The film opens in Victorian London, with a man running away from the police. He manages to escape them and returns to his apparent home, as there, his partner/wife is there to greet him with his daughter sat across the room. She tells him that Jack the Ripper has killed again, the man then pulls out a knife and stabs the woman to death, all the time his daughter is there baring witness to her own Mother's murder. Next we skip fifteen years, to a séance taking place. Once it finishes the guests leave except one; Mr Dysart, who has paid to sleep with Anna, a young orphan girl whom the medium took in and has brought up. Mr Dysart gives her a gift, a jewel of some sort, at the sight of the glistening reflection from it Anna sees flashbacks of her Mother's murder and the glistening reflection of light off the knife that killed her. This sends her into a trance state in which Mr Dysart gets angry and lashes out at her, the medium enters the room and intervenes. Whilst the medium and the man argue, Anna grabs the coal fire poker. Then we see one of the other guests; Dr Pritchard a Psychiatrist, who is outside at the time. He hears screams coming from the house and rushes back in to find Mr Dysart traumatised, Anna in a trance and the medium pinned to the door with the poker. After this there is no substantial evidence for anyone to be convicted of the grisly murder as Anna was in a trance state and therefore doesn't remember a thing, and Mr Dysart is the only one who suspicion falls upon, but Dr Pritchard covers for him and claims he saw him leave before the murder took place. After this, Dr Pritchard decides to take Anna into his care to analyse her and study her behaviour. He later discovers that light glistening off shiny objects reminds her of the shiny knife used to kill her mother and sends her into a trance state where she is almost possessed by her father; Jack the Ripper and goes about committing grisly murders.

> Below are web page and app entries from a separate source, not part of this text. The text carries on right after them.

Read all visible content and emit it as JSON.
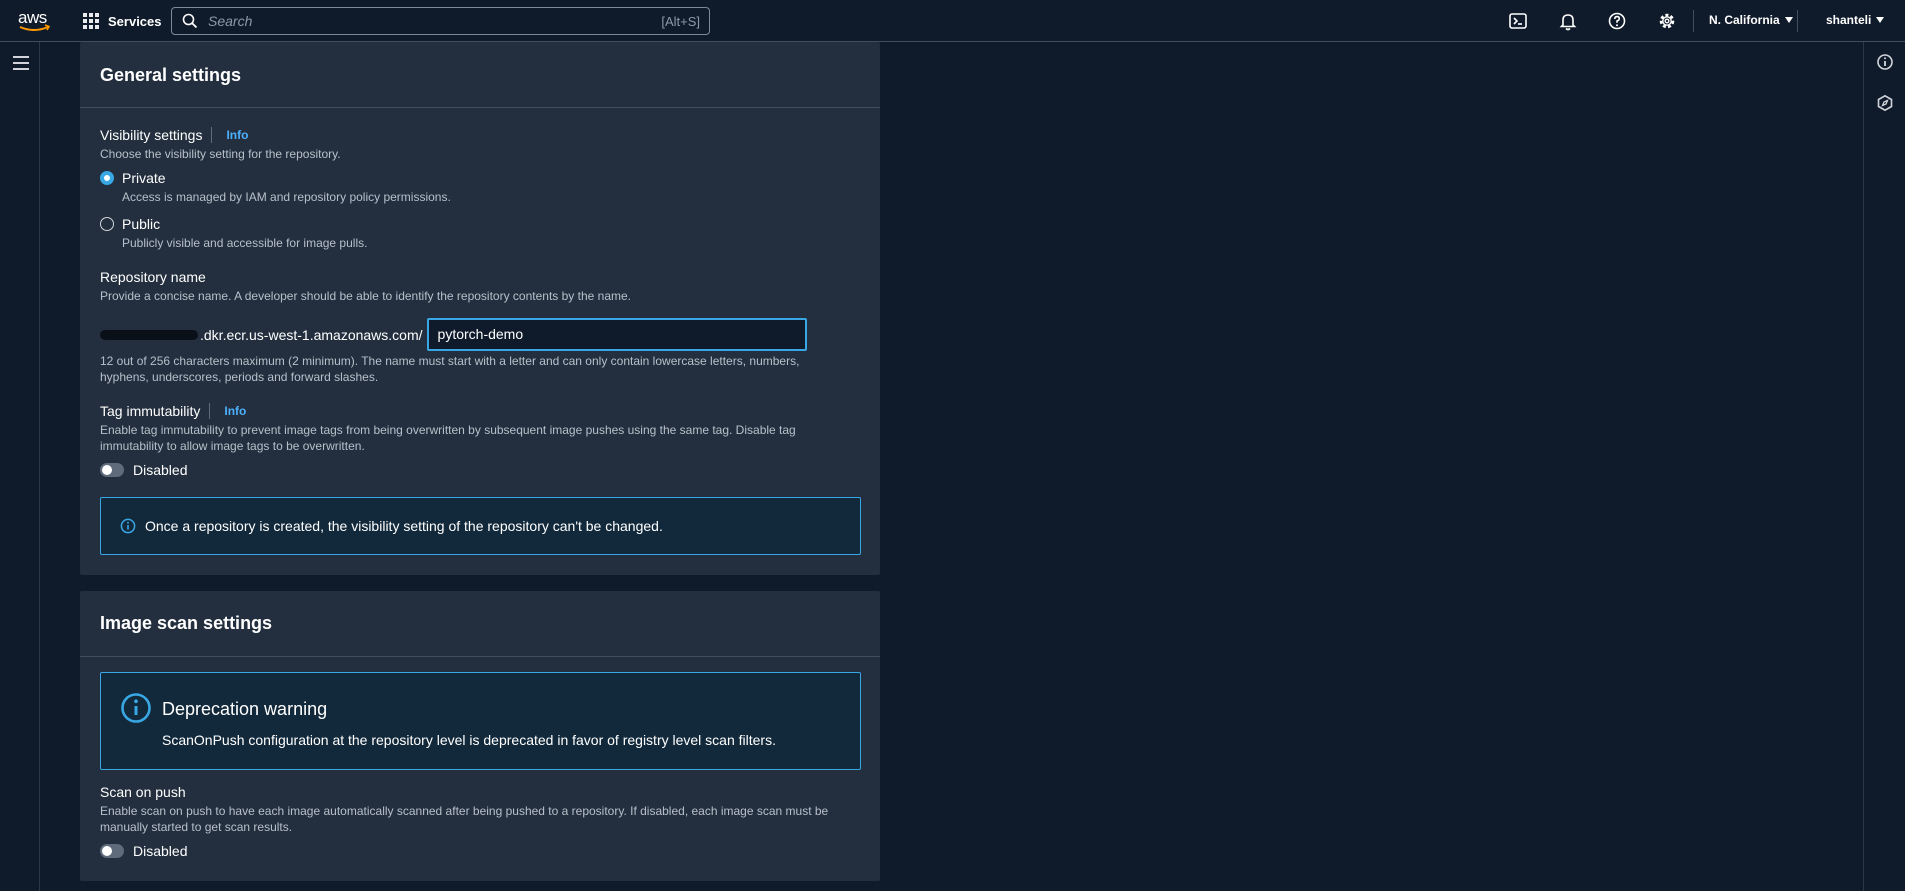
{
  "topnav": {
    "logo_text": "aws",
    "services_label": "Services",
    "search_placeholder": "Search",
    "search_shortcut": "[Alt+S]",
    "region": "N. California",
    "user": "shanteli",
    "icons": [
      "cloudshell-icon",
      "bell-icon",
      "help-icon",
      "settings-icon"
    ]
  },
  "general_settings": {
    "title": "General settings",
    "visibility": {
      "label": "Visibility settings",
      "info": "Info",
      "description": "Choose the visibility setting for the repository.",
      "options": [
        {
          "label": "Private",
          "description": "Access is managed by IAM and repository policy permissions.",
          "selected": true
        },
        {
          "label": "Public",
          "description": "Publicly visible and accessible for image pulls.",
          "selected": false
        }
      ]
    },
    "repository_name": {
      "label": "Repository name",
      "description": "Provide a concise name. A developer should be able to identify the repository contents by the name.",
      "prefix": ".dkr.ecr.us-west-1.amazonaws.com/",
      "value": "pytorch-demo",
      "hint_line1": "12 out of 256 characters maximum (2 minimum). The name must start with a letter and can only contain lowercase letters, numbers,",
      "hint_line2": "hyphens, underscores, periods and forward slashes."
    },
    "tag_immutability": {
      "label": "Tag immutability",
      "info": "Info",
      "description_line1": "Enable tag immutability to prevent image tags from being overwritten by subsequent image pushes using the same tag. Disable tag",
      "description_line2": "immutability to allow image tags to be overwritten.",
      "toggle_label": "Disabled",
      "enabled": false
    },
    "alert": "Once a repository is created, the visibility setting of the repository can't be changed."
  },
  "image_scan_settings": {
    "title": "Image scan settings",
    "warning": {
      "title": "Deprecation warning",
      "text": "ScanOnPush configuration at the repository level is deprecated in favor of registry level scan filters."
    },
    "scan_on_push": {
      "label": "Scan on push",
      "description_line1": "Enable scan on push to have each image automatically scanned after being pushed to a repository. If disabled, each image scan must be",
      "description_line2": "manually started to get scan results.",
      "toggle_label": "Disabled",
      "enabled": false
    }
  },
  "colors": {
    "background": "#0f1b2a",
    "panel": "#232f3e",
    "accent": "#39a7e4",
    "link": "#4cb0ff"
  }
}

Hands of the Ripper is a 1971 Hammer Production directed by Peter Sasdy. It stars Eric Porter as Dr Pritchard, Angharad Rees as Anna and Derek Godfrey as Mr Dysart.
My initial reaction before I knew anything about this film, before I knew the plot or even who was in it, all I knew was the title and my initial thought was “oh another Jack the Ripper film.” Now there are some rather good Jack the Ripper films out there, but I thought well how different could another Jack the Ripper tale possibly be, its a story about a man no one knows anything about. But this film really surprised me, the only part that features Jack the Ripper is the pre-credits sequence which we then see glimpses of when we see Anna's flashbacks, there after the story is all about his daughter Anna and the murders she is committing because of him. I rather enjoyed Hands of the Ripper, it had the appropriate level of violence for a Jack the Ripper tale and for that of which Hammer audiences expect of a Hammer Horror. It kept my interest right up until it's very end. It delivered, what I felt, was everything you expect from a Hammer Production, entertainment, intrigue, enjoyment and (for the time; 1971) shocking violence. This is possibly one of the best Hammer Horrors I have seen, and I would recommend it to anyone who is thinking of trying a Hammer Horror or to anyone who has already been introduced to the film series and was thinking of trying this one.
Hands of the Ripper 4/5